  • 14 November 2012

The Prime Minister took the only course open to her in agreeing to a Royal Commission into child sexual abuse in our country. There has been more than enough media coverage to convince any fair-minded person of the terrible damage done through the abuse of children.

Over the past 20 years I have listened to people who have suffered such abuse, sometimes many years ago, and every time I hear a heartrending story I see another facet of the horror of this criminal behaviour.

The loss of childhood innocence, the secrecy which means little ones carry a burden they can share with no one, the misguided sense of guilt they often carry for many years, blaming themselves for what someone else has done to them, their shame before God; all of which may be compounded at times when they do try to unburden their troubled souls and find they are not believed or understood.

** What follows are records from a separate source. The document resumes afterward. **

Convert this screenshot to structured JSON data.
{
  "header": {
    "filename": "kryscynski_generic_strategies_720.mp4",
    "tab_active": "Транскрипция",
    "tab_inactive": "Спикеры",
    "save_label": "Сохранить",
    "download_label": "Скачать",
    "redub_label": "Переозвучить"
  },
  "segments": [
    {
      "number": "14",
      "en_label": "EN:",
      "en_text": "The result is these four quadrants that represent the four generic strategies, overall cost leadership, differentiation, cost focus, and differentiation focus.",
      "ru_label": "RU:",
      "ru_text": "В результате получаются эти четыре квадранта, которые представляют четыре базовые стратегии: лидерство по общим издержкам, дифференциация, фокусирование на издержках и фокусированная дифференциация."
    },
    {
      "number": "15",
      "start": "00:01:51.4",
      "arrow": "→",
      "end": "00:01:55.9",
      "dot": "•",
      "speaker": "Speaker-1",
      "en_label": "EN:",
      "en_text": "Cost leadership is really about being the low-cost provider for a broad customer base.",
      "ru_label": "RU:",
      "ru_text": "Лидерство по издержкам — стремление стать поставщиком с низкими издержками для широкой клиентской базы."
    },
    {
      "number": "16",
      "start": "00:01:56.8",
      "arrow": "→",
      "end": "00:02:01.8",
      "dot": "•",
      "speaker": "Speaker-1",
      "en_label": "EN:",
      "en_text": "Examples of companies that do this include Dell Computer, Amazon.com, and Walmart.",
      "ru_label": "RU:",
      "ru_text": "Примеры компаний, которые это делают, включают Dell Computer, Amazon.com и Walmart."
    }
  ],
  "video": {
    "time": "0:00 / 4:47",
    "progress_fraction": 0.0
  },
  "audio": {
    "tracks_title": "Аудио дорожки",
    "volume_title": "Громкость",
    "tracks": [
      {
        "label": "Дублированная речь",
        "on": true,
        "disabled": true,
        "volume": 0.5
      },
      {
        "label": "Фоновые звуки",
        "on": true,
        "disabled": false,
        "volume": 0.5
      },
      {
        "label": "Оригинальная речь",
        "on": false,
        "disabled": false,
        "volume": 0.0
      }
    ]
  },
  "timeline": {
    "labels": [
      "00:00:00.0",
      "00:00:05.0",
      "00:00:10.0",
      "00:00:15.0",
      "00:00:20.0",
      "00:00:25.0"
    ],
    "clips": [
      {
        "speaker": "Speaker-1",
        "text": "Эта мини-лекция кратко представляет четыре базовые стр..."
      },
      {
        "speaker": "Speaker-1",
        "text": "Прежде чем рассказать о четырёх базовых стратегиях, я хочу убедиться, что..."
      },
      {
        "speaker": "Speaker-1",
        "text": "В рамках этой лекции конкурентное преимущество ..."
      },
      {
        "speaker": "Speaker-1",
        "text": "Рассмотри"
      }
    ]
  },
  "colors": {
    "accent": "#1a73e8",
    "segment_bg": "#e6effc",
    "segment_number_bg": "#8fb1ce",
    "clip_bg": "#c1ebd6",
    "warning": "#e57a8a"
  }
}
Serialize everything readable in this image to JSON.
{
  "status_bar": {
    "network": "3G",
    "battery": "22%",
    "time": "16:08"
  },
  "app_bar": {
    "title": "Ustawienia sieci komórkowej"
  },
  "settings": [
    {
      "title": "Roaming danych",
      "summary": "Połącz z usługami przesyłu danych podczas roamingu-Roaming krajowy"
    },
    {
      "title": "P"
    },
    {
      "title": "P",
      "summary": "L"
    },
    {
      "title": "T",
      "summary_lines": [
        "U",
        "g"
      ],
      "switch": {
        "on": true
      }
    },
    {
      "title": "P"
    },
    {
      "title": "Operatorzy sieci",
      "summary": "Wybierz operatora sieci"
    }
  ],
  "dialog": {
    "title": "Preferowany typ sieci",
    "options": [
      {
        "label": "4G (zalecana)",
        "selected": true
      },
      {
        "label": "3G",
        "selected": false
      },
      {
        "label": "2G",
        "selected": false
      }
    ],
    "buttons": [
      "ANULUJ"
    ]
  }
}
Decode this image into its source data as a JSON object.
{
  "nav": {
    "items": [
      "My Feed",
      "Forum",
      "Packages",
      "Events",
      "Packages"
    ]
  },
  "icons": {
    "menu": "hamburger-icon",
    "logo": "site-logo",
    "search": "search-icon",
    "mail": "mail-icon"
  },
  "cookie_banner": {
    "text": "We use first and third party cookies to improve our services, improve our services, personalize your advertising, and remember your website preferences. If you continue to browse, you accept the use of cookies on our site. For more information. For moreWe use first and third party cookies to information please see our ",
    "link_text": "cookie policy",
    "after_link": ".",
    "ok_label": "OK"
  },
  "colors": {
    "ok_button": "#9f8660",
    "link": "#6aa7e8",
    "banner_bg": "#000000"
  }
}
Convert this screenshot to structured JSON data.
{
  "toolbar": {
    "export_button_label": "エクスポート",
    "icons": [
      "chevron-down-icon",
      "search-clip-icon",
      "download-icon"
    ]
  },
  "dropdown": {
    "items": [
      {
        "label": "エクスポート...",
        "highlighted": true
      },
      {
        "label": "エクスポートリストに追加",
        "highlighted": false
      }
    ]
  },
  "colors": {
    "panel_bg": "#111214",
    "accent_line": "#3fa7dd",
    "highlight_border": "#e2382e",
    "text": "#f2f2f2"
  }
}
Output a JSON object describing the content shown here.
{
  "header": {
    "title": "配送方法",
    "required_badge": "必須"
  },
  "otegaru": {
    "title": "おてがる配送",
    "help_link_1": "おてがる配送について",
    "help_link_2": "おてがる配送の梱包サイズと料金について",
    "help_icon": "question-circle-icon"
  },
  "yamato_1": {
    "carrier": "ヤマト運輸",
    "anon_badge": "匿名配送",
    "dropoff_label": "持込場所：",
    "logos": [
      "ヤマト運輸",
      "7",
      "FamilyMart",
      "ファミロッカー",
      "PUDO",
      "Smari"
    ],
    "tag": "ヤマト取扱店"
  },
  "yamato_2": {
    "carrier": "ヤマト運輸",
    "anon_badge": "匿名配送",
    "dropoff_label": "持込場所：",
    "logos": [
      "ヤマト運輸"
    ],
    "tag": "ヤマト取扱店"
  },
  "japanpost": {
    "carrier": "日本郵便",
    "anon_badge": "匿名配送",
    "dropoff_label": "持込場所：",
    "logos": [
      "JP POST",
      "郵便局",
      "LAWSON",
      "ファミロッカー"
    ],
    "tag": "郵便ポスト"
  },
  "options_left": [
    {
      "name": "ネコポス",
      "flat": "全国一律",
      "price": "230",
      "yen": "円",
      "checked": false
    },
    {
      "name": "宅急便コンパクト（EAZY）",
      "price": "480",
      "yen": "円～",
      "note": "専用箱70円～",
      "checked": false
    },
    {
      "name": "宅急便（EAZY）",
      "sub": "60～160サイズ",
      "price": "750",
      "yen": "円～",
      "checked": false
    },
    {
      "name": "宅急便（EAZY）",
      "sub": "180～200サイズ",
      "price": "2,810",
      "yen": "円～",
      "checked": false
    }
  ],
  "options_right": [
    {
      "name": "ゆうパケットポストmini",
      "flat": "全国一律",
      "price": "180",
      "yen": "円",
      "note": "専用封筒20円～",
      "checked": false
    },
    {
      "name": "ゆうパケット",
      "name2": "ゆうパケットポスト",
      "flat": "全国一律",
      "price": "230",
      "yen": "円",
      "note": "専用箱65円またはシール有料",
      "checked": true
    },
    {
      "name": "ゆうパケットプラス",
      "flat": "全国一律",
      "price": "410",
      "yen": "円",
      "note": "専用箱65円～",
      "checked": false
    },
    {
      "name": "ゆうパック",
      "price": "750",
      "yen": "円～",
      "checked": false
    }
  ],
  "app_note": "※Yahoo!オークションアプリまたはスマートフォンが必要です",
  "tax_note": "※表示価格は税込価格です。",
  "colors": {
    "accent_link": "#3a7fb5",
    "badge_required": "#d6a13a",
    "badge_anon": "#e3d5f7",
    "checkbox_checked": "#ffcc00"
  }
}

Some experience failed marriages; speaking to such people it becomes clear that sexuality, which is meant to be God's joyous gift, has been a source of confusion and hurt because of their destructive childhood experiences. Every person's experience will be different, but I believe the present publicity, painful though it be, will give more people the opportunity to unburden themselves and thus take the first steps towards finding healing and peace.

Whatever form the Royal Commission takes, opportunity will be given to those who have suffered abuse to be heard and taken seriously, in such a way that not only will their own individual case be dealt with, but systems can be put in place to afford children greater protection in the future.

I welcome the fact that the Royal Commission's scope will be wider than the confines of the Catholic Church. The abuse of children is a much wider issue. At the same time, I believe it important that Catholics as a church face up to the particular factors that have contributed to sexual abuse among the ranks of clergy and religious.

The work that has already been done in Australia to address the problem should be acknowledged. Since 1996, the documents Towards Healing, which outlines the principles and procedures in responding to complaints of abuse , and Integrity in Ministry, which provides guidelines for behaviour, and other measures have attempted to provide justice and healing for all involved.

People such as Sister Angela Ryan and Bishops Geoffrey Robinson, William Morris, Peter Connors